• DIRECTIONS FOR THIS TASK: Which of the lines in the records below hold the string "indent"? Copy every one of them.

[[ INPUT RECORDS open ]]

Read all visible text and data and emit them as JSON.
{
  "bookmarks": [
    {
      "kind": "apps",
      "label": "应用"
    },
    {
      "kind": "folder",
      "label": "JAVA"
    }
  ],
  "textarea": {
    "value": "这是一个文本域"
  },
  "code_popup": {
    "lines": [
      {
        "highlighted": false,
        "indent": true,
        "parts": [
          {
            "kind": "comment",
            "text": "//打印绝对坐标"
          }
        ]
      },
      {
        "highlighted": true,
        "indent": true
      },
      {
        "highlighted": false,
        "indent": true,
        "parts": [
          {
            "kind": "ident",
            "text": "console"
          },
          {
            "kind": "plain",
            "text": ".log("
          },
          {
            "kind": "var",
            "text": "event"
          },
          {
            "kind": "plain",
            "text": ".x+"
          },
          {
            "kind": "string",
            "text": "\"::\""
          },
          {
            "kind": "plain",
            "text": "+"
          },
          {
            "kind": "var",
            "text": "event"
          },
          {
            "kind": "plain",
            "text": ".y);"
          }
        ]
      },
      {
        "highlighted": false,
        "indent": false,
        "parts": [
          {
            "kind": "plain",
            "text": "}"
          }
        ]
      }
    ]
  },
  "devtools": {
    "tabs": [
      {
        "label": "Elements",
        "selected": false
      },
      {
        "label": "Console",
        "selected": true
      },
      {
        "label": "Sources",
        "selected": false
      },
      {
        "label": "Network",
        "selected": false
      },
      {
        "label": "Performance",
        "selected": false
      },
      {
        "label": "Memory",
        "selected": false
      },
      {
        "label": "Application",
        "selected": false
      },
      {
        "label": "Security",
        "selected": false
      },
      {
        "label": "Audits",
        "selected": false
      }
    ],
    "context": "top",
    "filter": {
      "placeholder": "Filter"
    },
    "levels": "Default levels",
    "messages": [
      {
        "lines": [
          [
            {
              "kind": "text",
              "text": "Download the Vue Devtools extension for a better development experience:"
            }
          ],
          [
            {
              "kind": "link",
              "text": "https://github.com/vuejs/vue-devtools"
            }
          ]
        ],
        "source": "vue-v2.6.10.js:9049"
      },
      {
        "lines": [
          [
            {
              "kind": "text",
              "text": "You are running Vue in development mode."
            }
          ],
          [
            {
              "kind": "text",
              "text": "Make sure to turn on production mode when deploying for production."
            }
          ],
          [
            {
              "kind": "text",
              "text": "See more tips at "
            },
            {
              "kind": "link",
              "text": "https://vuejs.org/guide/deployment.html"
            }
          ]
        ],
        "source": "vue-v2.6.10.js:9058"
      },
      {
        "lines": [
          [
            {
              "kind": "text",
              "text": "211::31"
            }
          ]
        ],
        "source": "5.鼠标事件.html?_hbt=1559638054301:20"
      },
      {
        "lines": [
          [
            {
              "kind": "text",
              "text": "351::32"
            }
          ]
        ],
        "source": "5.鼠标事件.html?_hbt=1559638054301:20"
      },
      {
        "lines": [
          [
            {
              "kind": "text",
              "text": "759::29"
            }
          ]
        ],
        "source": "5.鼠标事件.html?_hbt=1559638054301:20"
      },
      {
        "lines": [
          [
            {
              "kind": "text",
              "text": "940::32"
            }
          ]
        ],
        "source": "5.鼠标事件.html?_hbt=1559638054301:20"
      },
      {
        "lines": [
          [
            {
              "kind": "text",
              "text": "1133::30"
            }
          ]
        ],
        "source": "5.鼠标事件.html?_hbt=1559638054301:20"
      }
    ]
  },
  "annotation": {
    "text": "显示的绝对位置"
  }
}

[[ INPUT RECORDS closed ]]

• SOLUTION BELOW:
        "indent": true,
        "indent": true
        "indent": true,
        "indent": false,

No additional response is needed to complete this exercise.